  14. Ben S. Bernanke & Michael Woodford, 1997. "Inflation Forecasts and Monetary Policy," NBER Working Papers 6157, National Bureau of Economic Research, Inc.
  15. Leeper, Eric M., 1991. "Equilibria under 'active' and 'passive' monetary and fiscal policies," Journal of Monetary Economics, Elsevier, vol. 27(1), pages 129-147, February.
  16. Lars E.O. Svensson, 1998. "Inflation Targeting as a Monetary Policy Rule," NBER Working Papers 6790, National Bureau of Economic Research, Inc.
  17. Bullard, James & Mitra, Kaushik, 2002. "Learning about monetary policy rules," Journal of Monetary Economics, Elsevier, vol. 49(6), pages 1105-1129, September.
  18. Lars E. O. Svensson, 2003. "What is Wrong with Taylor Rules? Using Judgment in Monetary Policy through Targeting Rules," NBER Working Papers 9421, National Bureau of Economic Research, Inc.
  19. Christian Jensen & Bennett C. McCallum, 2002. "The Non-Optimality of Proposed Monetary Policy Rules Under Timeless-Perspective Commitment," NBER Working Papers 8882, National Bureau of Economic Research, Inc.
  20. Bennett T. McCallum & Edward Nelson, . "Performance of Operational Policy Rules in an Estimated Semi-Classical Structural Model," GSIA Working Papers 1998-22, Carnegie Mellon University, Tepper School of Business.
  21. Julio J. Rotemberg & Michael Woodford, 1999. "Interest Rate Rules in an Estimated Sticky Price Model," NBER Chapters, in: Monetary Policy Rules, pages 57-126 National Bureau of Economic Research, Inc.
Full references (including those not matched with items on IDEAS)

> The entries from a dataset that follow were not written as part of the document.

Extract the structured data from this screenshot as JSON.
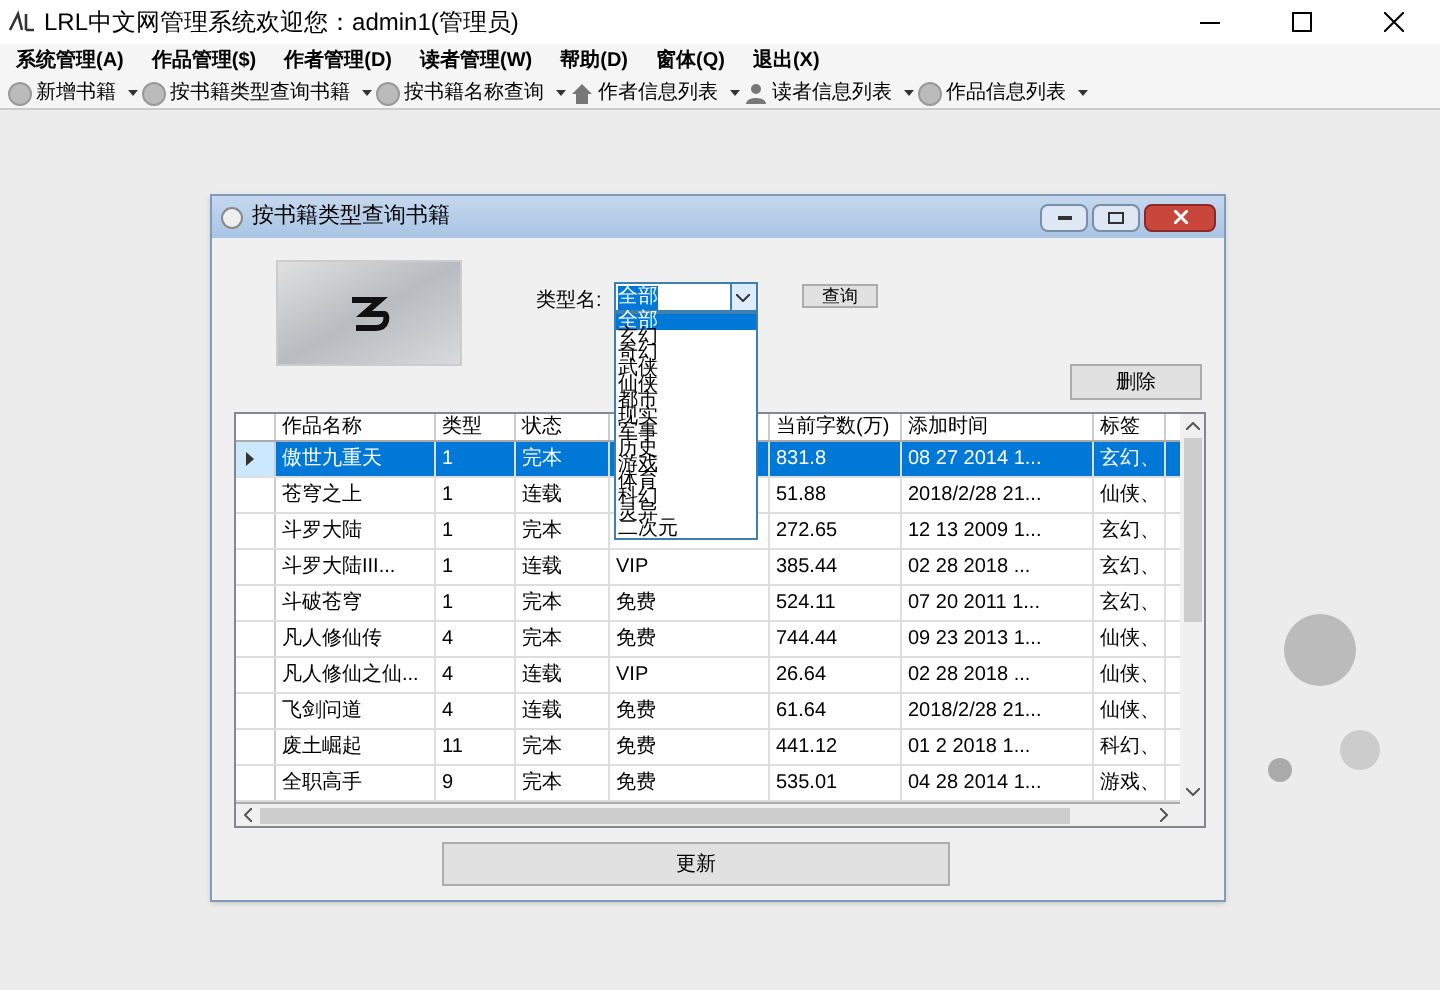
{
  "window": {
    "title": "LRL中文网管理系统欢迎您：admin1(管理员)"
  },
  "menu": [
    "系统管理(A)",
    "作品管理($)",
    "作者管理(D)",
    "读者管理(W)",
    "帮助(D)",
    "窗体(Q)",
    "退出(X)"
  ],
  "toolbar": [
    {
      "label": "新增书籍",
      "kind": "circle"
    },
    {
      "label": "按书籍类型查询书籍",
      "kind": "circle"
    },
    {
      "label": "按书籍名称查询",
      "kind": "circle"
    },
    {
      "label": "作者信息列表",
      "kind": "house"
    },
    {
      "label": "读者信息列表",
      "kind": "person"
    },
    {
      "label": "作品信息列表",
      "kind": "circle"
    }
  ],
  "child_window": {
    "title": "按书籍类型查询书籍",
    "type_label": "类型名:",
    "type_value": "全部",
    "query_button": "查询",
    "delete_button": "删除",
    "refresh_button": "更新",
    "dropdown": [
      {
        "label": "全部",
        "selected": true
      },
      {
        "label": "玄幻",
        "selected": false
      },
      {
        "label": "奇幻",
        "selected": false
      },
      {
        "label": "武侠",
        "selected": false
      },
      {
        "label": "仙侠",
        "selected": false
      },
      {
        "label": "都市",
        "selected": false
      },
      {
        "label": "现实",
        "selected": false
      },
      {
        "label": "军事",
        "selected": false
      },
      {
        "label": "历史",
        "selected": false
      },
      {
        "label": "游戏",
        "selected": false
      },
      {
        "label": "体育",
        "selected": false
      },
      {
        "label": "科幻",
        "selected": false
      },
      {
        "label": "灵异",
        "selected": false
      },
      {
        "label": "二次元",
        "selected": false
      }
    ],
    "table": {
      "columns": [
        "作品名称",
        "类型",
        "状态",
        null,
        "当前字数(万)",
        "添加时间",
        "标签"
      ],
      "rows": [
        {
          "selected": true,
          "cells": [
            "傲世九重天",
            "1",
            "完本",
            null,
            "831.8",
            "08 27 2014 1...",
            "玄幻、"
          ]
        },
        {
          "selected": false,
          "cells": [
            "苍穹之上",
            "1",
            "连载",
            null,
            "51.88",
            "2018/2/28 21...",
            "仙侠、"
          ]
        },
        {
          "selected": false,
          "cells": [
            "斗罗大陆",
            "1",
            "完本",
            null,
            "272.65",
            "12 13 2009 1...",
            "玄幻、"
          ]
        },
        {
          "selected": false,
          "cells": [
            "斗罗大陆III...",
            "1",
            "连载",
            "VIP",
            "385.44",
            "02 28 2018  ...",
            "玄幻、"
          ]
        },
        {
          "selected": false,
          "cells": [
            "斗破苍穹",
            "1",
            "完本",
            "免费",
            "524.11",
            "07 20 2011 1...",
            "玄幻、"
          ]
        },
        {
          "selected": false,
          "cells": [
            "凡人修仙传",
            "4",
            "完本",
            "免费",
            "744.44",
            "09 23 2013 1...",
            "仙侠、"
          ]
        },
        {
          "selected": false,
          "cells": [
            "凡人修仙之仙...",
            "4",
            "连载",
            "VIP",
            "26.64",
            "02 28 2018  ...",
            "仙侠、"
          ]
        },
        {
          "selected": false,
          "cells": [
            "飞剑问道",
            "4",
            "连载",
            "免费",
            "61.64",
            "2018/2/28 21...",
            "仙侠、"
          ]
        },
        {
          "selected": false,
          "cells": [
            "废土崛起",
            "11",
            "完本",
            "免费",
            "441.12",
            "01  2 2018 1...",
            "科幻、"
          ]
        },
        {
          "selected": false,
          "cells": [
            "全职高手",
            "9",
            "完本",
            "免费",
            "535.01",
            "04 28 2014 1...",
            "游戏、"
          ]
        }
      ]
    }
  }
}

This item is not listed on Wikipedia, on a reading list or among the top items on IDEAS.

When requesting a correction, please mention this item's handle: RePEc:ecb:ecbwps:20020124. See general information about how to correct material in RePEc.

For technical questions regarding this item, or to correct its authors, title, abstract, bibliographic or download information, contact: (Official Publications)

If you have authored this item and are not yet registered with RePEc, we encourage you to do it here. This allows to link your profile to this item. It also allows you to accept potential citations to this item that we are uncertain about.

If references are entirely missing, you can add them using this form.

If the full references list an item that is present in RePEc, but the system did not link to it, you can help with this form.

If you know of missing items citing this one, you can help us creating those links by adding the relevant references in the same way as above, for each refering item. If you are a registered author of this item, you may also want to check the "citations" tab in your profile, as there may be some citations waiting for confirmation.

Please note that corrections may take a couple of weeks to filter through the various RePEc services.

This information is provided to you by IDEAS at the Research Division of the Federal Reserve Bank of St. Louis using RePEc data.